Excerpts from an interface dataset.
/---
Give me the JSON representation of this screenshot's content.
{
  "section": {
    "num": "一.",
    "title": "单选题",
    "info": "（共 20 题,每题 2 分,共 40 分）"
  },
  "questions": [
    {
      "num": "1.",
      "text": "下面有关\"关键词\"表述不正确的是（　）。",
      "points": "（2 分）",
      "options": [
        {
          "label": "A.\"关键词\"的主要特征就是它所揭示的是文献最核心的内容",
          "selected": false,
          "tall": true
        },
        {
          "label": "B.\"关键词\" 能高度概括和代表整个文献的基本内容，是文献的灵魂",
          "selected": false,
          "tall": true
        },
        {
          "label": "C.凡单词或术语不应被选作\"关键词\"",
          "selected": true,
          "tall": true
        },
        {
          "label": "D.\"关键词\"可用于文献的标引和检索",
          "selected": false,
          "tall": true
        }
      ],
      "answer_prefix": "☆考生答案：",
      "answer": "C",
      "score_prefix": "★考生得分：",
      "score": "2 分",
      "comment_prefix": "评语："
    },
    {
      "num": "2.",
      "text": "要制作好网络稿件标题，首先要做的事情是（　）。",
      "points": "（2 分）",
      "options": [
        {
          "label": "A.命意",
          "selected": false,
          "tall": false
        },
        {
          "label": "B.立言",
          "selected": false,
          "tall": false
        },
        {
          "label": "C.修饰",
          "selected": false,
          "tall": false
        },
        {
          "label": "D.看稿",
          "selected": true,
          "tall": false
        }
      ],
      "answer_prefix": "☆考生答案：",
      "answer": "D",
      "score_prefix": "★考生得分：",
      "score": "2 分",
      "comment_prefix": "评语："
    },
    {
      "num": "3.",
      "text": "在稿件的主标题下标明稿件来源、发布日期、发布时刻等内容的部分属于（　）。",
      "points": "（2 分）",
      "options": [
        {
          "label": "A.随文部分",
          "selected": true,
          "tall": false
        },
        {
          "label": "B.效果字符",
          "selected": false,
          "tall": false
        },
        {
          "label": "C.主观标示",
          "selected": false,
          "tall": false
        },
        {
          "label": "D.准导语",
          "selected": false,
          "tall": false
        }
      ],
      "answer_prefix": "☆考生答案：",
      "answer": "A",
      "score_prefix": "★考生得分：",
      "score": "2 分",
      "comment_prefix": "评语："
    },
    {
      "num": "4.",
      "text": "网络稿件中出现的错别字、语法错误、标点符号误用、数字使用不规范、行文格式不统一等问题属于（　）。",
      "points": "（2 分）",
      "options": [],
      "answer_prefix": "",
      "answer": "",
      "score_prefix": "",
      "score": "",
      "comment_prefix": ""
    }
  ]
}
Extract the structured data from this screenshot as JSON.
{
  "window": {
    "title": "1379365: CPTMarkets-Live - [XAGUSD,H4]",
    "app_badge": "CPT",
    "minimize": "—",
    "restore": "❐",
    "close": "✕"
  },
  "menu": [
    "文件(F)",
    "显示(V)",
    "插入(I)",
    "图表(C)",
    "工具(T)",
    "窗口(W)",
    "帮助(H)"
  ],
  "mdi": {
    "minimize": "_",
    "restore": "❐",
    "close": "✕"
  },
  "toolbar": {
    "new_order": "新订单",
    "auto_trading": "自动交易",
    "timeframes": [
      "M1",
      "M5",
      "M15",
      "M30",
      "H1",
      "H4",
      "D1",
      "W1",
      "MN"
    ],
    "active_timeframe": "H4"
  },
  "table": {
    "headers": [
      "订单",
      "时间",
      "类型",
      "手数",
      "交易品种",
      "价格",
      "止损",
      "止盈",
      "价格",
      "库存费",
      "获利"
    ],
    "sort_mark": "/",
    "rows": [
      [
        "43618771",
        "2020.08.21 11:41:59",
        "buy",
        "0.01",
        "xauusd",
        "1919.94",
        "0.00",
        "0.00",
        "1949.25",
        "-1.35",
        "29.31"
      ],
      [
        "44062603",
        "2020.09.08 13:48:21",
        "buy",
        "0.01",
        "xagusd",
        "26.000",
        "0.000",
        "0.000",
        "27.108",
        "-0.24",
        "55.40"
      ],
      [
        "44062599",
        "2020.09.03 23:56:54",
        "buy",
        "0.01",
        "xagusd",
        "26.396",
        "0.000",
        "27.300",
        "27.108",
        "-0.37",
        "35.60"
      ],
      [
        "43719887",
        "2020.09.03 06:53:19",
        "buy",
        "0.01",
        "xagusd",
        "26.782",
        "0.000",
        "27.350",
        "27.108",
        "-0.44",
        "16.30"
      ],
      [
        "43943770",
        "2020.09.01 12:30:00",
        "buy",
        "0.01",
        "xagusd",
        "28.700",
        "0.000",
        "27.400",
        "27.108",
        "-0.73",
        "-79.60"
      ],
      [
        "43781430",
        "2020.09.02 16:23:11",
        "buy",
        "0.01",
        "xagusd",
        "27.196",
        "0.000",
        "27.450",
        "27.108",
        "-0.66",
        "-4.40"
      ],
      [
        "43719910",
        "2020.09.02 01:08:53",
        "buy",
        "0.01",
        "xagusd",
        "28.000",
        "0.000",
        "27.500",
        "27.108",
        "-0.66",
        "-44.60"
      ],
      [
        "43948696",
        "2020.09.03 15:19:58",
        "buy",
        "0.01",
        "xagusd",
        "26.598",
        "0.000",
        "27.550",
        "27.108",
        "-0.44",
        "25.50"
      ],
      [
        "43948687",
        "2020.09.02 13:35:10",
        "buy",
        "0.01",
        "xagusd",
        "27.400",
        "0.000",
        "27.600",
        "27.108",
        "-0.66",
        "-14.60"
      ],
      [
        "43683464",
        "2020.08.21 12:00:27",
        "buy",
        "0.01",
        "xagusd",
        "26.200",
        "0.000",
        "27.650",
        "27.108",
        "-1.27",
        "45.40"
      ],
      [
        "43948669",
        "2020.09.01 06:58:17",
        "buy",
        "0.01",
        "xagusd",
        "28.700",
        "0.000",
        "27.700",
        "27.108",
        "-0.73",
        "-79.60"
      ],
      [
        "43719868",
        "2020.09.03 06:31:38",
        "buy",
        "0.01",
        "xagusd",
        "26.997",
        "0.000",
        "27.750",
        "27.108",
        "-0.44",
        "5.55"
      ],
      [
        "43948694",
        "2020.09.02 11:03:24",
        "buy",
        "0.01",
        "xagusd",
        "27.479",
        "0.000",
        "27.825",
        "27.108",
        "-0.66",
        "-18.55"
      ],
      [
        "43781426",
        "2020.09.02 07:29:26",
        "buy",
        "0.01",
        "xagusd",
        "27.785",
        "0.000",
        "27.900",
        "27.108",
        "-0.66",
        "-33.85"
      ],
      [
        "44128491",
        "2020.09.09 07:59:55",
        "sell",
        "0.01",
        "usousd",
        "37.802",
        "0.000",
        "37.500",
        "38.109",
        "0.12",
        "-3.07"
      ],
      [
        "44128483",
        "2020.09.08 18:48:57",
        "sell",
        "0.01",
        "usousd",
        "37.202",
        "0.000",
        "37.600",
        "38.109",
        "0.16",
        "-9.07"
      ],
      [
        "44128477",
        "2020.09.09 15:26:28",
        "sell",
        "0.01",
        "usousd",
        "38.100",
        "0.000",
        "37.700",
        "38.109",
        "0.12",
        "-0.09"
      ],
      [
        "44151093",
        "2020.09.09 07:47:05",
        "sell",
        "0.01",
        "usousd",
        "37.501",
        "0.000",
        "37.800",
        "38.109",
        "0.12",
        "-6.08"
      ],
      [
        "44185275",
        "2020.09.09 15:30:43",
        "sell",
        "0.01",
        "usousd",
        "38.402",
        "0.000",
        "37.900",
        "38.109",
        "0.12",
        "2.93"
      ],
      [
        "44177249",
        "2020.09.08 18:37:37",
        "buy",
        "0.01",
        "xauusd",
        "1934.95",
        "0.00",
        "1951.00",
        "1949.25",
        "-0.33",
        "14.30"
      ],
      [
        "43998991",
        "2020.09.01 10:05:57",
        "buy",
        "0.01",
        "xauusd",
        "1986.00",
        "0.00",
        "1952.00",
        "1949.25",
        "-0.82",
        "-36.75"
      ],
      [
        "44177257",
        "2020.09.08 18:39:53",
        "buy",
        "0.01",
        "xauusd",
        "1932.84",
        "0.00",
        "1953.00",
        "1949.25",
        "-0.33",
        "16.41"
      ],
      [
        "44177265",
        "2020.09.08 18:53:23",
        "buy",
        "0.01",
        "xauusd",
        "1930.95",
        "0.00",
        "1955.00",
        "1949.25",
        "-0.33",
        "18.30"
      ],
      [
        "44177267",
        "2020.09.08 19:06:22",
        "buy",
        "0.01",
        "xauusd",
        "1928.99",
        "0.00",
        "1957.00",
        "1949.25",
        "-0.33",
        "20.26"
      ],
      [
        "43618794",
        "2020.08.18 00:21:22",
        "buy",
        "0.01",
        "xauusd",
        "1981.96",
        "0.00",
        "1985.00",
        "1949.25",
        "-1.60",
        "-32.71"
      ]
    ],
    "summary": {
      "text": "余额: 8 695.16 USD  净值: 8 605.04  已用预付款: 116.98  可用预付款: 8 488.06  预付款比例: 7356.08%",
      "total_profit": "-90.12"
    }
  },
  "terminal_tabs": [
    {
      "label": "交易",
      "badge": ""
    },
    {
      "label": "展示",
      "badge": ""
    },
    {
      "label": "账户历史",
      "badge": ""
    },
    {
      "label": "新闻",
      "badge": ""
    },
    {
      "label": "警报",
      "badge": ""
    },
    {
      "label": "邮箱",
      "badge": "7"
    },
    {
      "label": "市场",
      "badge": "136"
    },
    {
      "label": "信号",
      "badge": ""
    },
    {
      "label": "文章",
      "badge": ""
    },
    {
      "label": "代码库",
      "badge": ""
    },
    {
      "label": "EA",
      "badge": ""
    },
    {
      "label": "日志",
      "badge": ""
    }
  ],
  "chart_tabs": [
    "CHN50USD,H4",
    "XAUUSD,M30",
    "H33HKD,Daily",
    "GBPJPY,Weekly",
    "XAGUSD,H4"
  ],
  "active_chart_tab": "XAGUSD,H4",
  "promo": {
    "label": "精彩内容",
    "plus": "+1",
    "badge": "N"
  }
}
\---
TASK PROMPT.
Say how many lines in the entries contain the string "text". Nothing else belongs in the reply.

TASK OUTPUT.
5